**What this task involves**
Report every line of the listing below in which the string "icon" appears.

**Source material**

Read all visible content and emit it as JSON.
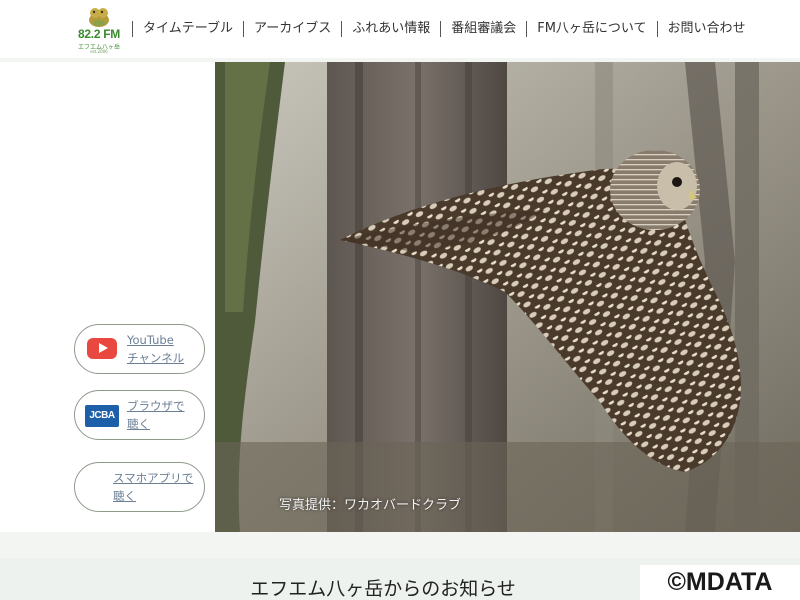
{
  "header": {
    "logo": {
      "frequency": "82.2",
      "band": "FM",
      "station_kana": "エフエム八ヶ岳",
      "established": "est.2006"
    },
    "nav": [
      {
        "label": "タイムテーブル"
      },
      {
        "label": "アーカイブス"
      },
      {
        "label": "ふれあい情報"
      },
      {
        "label": "番組審議会"
      },
      {
        "label": "FM八ヶ岳について"
      },
      {
        "label": "お問い合わせ"
      }
    ]
  },
  "sidebar": {
    "youtube": {
      "line1": "YouTube",
      "line2": "チャンネル",
      "icon": "youtube-play-icon"
    },
    "browser": {
      "line1": "ブラウザで",
      "line2": "聴く",
      "icon": "jcba-logo",
      "logo_text": "JCBA"
    },
    "app": {
      "line1": "スマホアプリで",
      "line2": "聴く"
    }
  },
  "hero": {
    "photo_credit": "写真提供：ワカオバードクラブ",
    "subject": "owl in flight"
  },
  "notice": {
    "title": "エフエム八ヶ岳からのお知らせ"
  },
  "watermark": "©MDATA",
  "colors": {
    "brand_green": "#3a8a2e",
    "youtube_red": "#e8483f",
    "jcba_blue": "#1d5fa8",
    "link_blue": "#6b7f95",
    "button_border": "#8f9a8c"
  }
}
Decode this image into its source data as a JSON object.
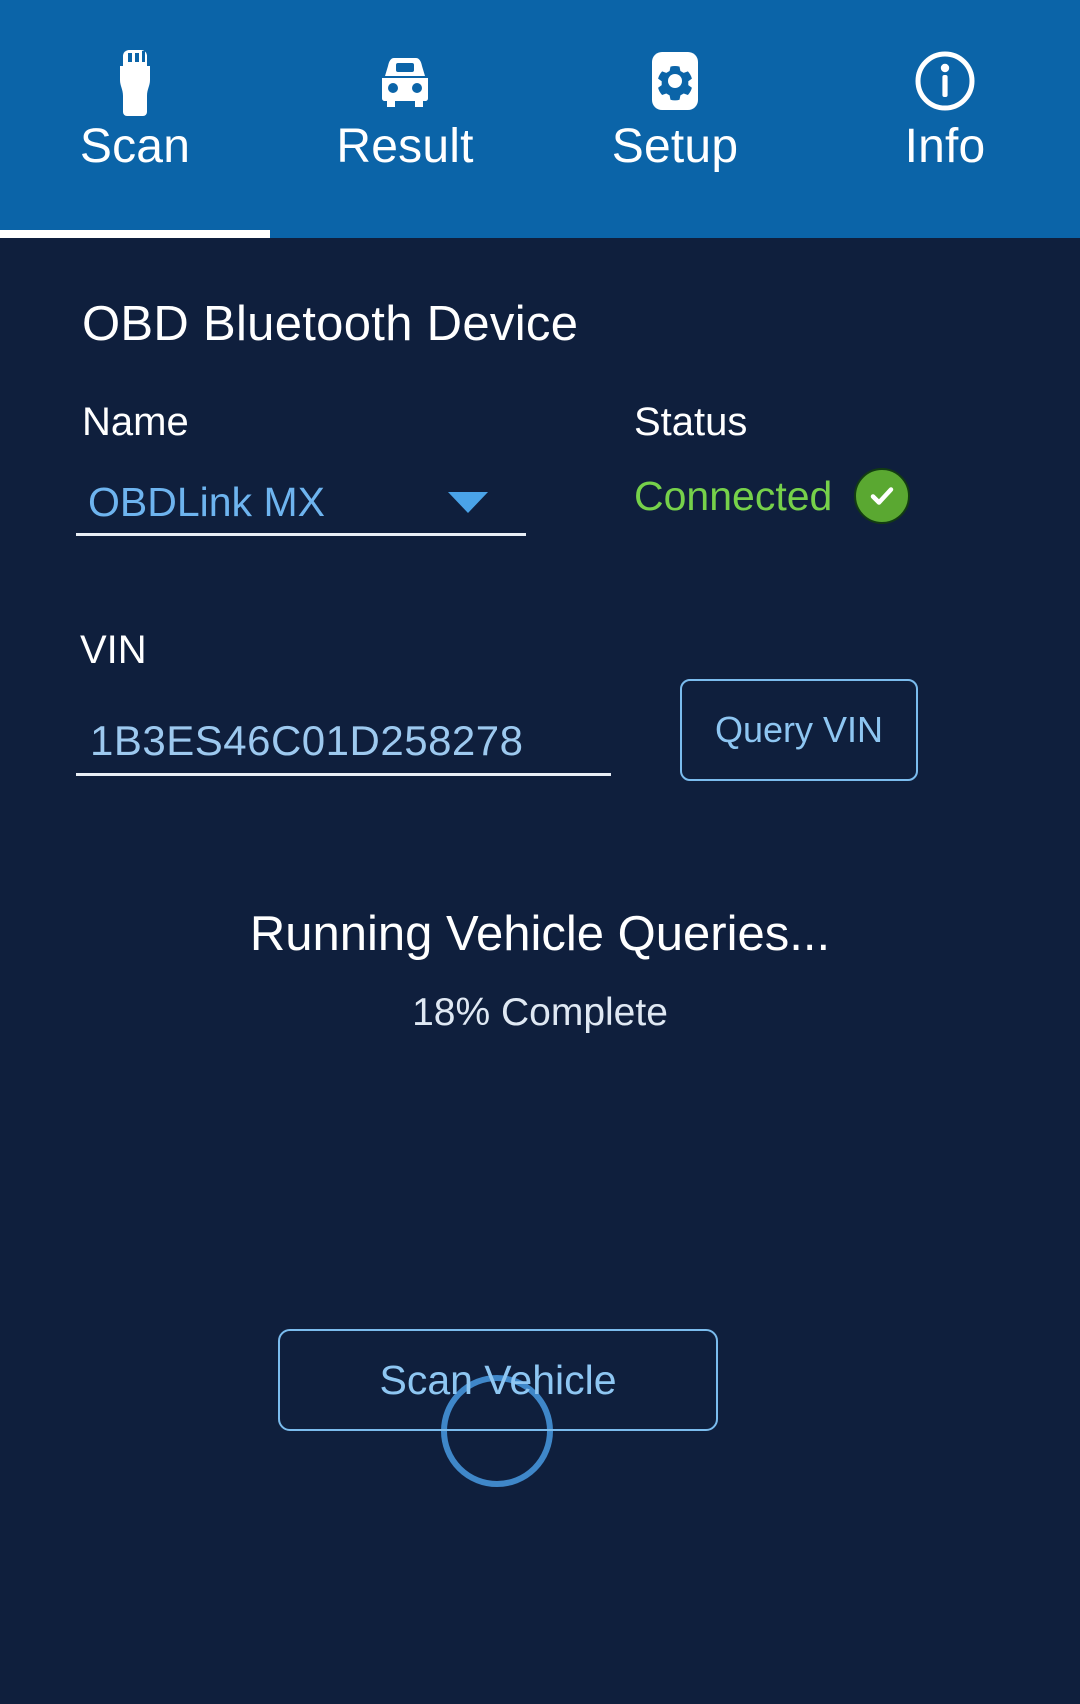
{
  "tabs": [
    {
      "label": "Scan",
      "icon": "obd-connector-icon",
      "active": true
    },
    {
      "label": "Result",
      "icon": "car-icon",
      "active": false
    },
    {
      "label": "Setup",
      "icon": "gear-icon",
      "active": false
    },
    {
      "label": "Info",
      "icon": "info-circle-icon",
      "active": false
    }
  ],
  "section": {
    "title": "OBD Bluetooth Device"
  },
  "device": {
    "name_label": "Name",
    "name_value": "OBDLink MX",
    "status_label": "Status",
    "status_value": "Connected",
    "status_icon": "check-circle-icon"
  },
  "vin": {
    "label": "VIN",
    "value": "1B3ES46C01D258278",
    "query_button": "Query VIN"
  },
  "progress": {
    "title": "Running Vehicle Queries...",
    "subtitle": "18% Complete",
    "percent": 18,
    "spinner_icon": "loading-ring-icon"
  },
  "actions": {
    "scan_button": "Scan Vehicle"
  },
  "colors": {
    "header_blue": "#0b64a8",
    "background_navy": "#0f1f3d",
    "accent_link_blue": "#6eb4ef",
    "status_green_text": "#76d14a",
    "status_badge_green": "#5aa831",
    "outline_blue": "#7bbcee",
    "spinner_blue": "#3f87c9"
  }
}
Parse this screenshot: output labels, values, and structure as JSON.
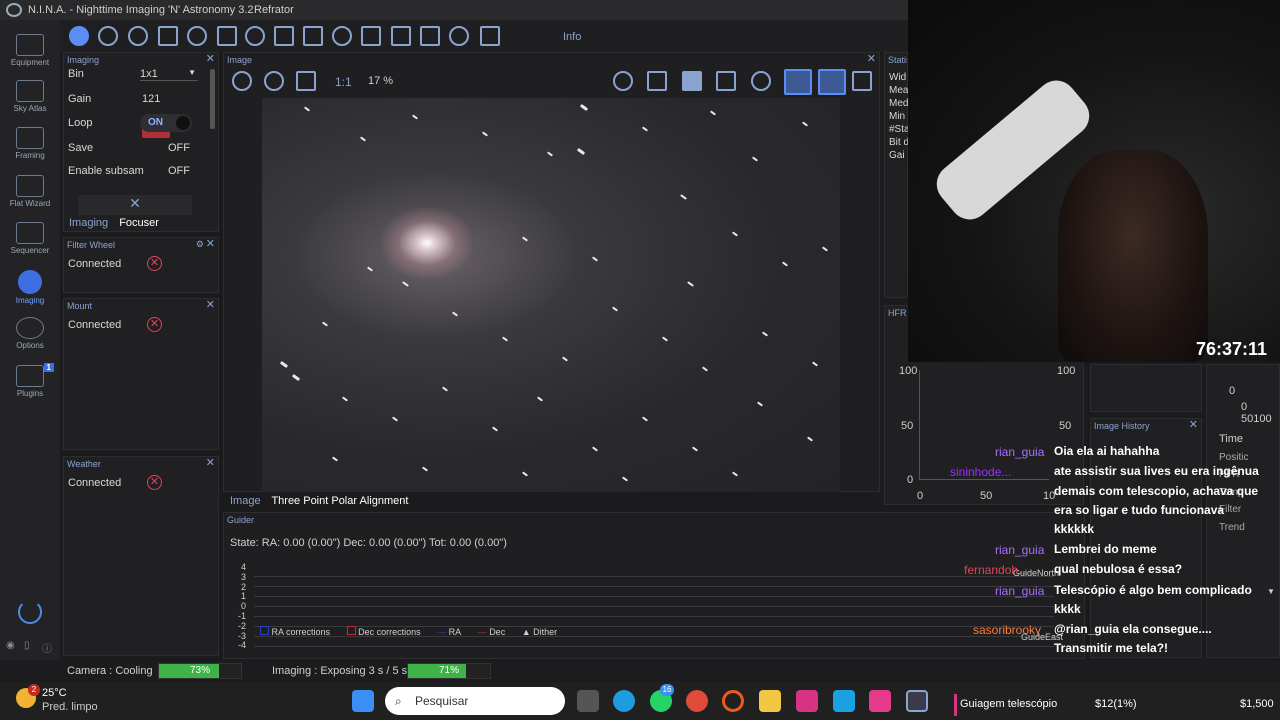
{
  "window": {
    "title": "N.I.N.A. - Nighttime Imaging 'N' Astronomy 3.2",
    "profile": "Refrator"
  },
  "nav": [
    {
      "label": "Equipment"
    },
    {
      "label": "Sky Atlas"
    },
    {
      "label": "Framing"
    },
    {
      "label": "Flat Wizard"
    },
    {
      "label": "Sequencer"
    },
    {
      "label": "Imaging"
    },
    {
      "label": "Options"
    },
    {
      "label": "Plugins",
      "badge": "1"
    }
  ],
  "nav_collapse": "< <",
  "toolbar": {
    "info_label": "Info"
  },
  "imaging_panel": {
    "title": "Imaging",
    "rows": {
      "bin_label": "Bin",
      "bin_value": "1x1",
      "gain_label": "Gain",
      "gain_value": "121",
      "loop_label": "Loop",
      "loop_value": "ON",
      "save_label": "Save",
      "save_value": "OFF",
      "subsam_label": "Enable subsam",
      "subsam_value": "OFF"
    },
    "tabs": [
      "Imaging",
      "Focuser"
    ]
  },
  "filter_wheel": {
    "title": "Filter Wheel",
    "status": "Connected"
  },
  "mount": {
    "title": "Mount",
    "status": "Connected"
  },
  "weather": {
    "title": "Weather",
    "status": "Connected"
  },
  "image_panel": {
    "title": "Image",
    "one_to_one": "1:1",
    "zoom": "17 %",
    "tabs": [
      "Image",
      "Three Point Polar Alignment"
    ]
  },
  "statistics": {
    "title": "Statisti",
    "rows": [
      "Wid",
      "Mea",
      "Med",
      "Min",
      "#Sta",
      "Bit d",
      "Gai"
    ]
  },
  "hfr": {
    "title": "HFR h",
    "y_ticks": [
      "100",
      "50",
      "0"
    ],
    "x_ticks": [
      "0",
      "50",
      "10"
    ],
    "right_ticks": [
      "100",
      "50"
    ]
  },
  "image_history": {
    "title": "Image History",
    "fields": [
      "Time",
      "Positic",
      "HFR",
      "Temp",
      "Filter",
      "Trend"
    ],
    "values_top": "0",
    "values_axis": "0 50100"
  },
  "guider": {
    "title": "Guider",
    "state": "State:  RA: 0.00 (0.00\")  Dec: 0.00 (0.00\")  Tot: 0.00 (0.00\")",
    "y_ticks": [
      "4",
      "3",
      "2",
      "1",
      "0",
      "-1",
      "-2",
      "-3",
      "-4"
    ],
    "legend": [
      "RA corrections",
      "Dec corrections",
      "RA",
      "Dec",
      "Dither"
    ],
    "north": "GuideNorth",
    "east": "GuideEast"
  },
  "status_bar": {
    "camera_label": "Camera :",
    "camera_status": "Cooling",
    "camera_progress": 73,
    "camera_progress_text": "73%",
    "imaging_label": "Imaging :",
    "imaging_status": "Exposing 3 s / 5 s",
    "imaging_progress": 71,
    "imaging_progress_text": "71%"
  },
  "stream": {
    "timer": "76:37:11",
    "chat": [
      {
        "user": "rian_guia",
        "user_color": "#a970ff",
        "text": "Oia ela ai hahahha"
      },
      {
        "user": "sininhode...",
        "user_color": "#9b30ff",
        "text": "ate assistir sua lives eu era ingênua"
      },
      {
        "user": "",
        "user_color": "",
        "text": "demais com telescopio, achava que"
      },
      {
        "user": "",
        "user_color": "",
        "text": "era so ligar e tudo funcionava"
      },
      {
        "user": "",
        "user_color": "",
        "text": "kkkkkk"
      },
      {
        "user": "rian_guia",
        "user_color": "#a970ff",
        "text": "Lembrei do meme"
      },
      {
        "user": "fernandoh...",
        "user_color": "#e0455a",
        "text": "qual nebulosa é essa?"
      },
      {
        "user": "rian_guia",
        "user_color": "#a970ff",
        "text": "Telescópio é algo bem complicado"
      },
      {
        "user": "",
        "user_color": "",
        "text": "kkkk"
      },
      {
        "user": "sasoribrooky",
        "user_color": "#ff7a3d",
        "text": "@rian_guia ela consegue...."
      },
      {
        "user": "",
        "user_color": "",
        "text": "Transmitir me tela?!"
      }
    ],
    "ticker": {
      "goal": "Guiagem telescópio",
      "amount": "$12(1%)",
      "total": "$1,500"
    }
  },
  "taskbar": {
    "weather_temp": "25°C",
    "weather_desc": "Pred. limpo",
    "weather_badge": "2",
    "search_placeholder": "Pesquisar",
    "whatsapp_badge": "16"
  }
}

**Result below**
      "icon": "youtube-play-icon"
      "icon": "jcba-logo",
      "icon": "obd-connector-icon",
      "icon": "car-icon",
      "icon": "gear-icon",
      "icon": "info-circle-icon",
    "status_icon": "check-circle-icon"
    "spinner_icon": "loading-ring-icon"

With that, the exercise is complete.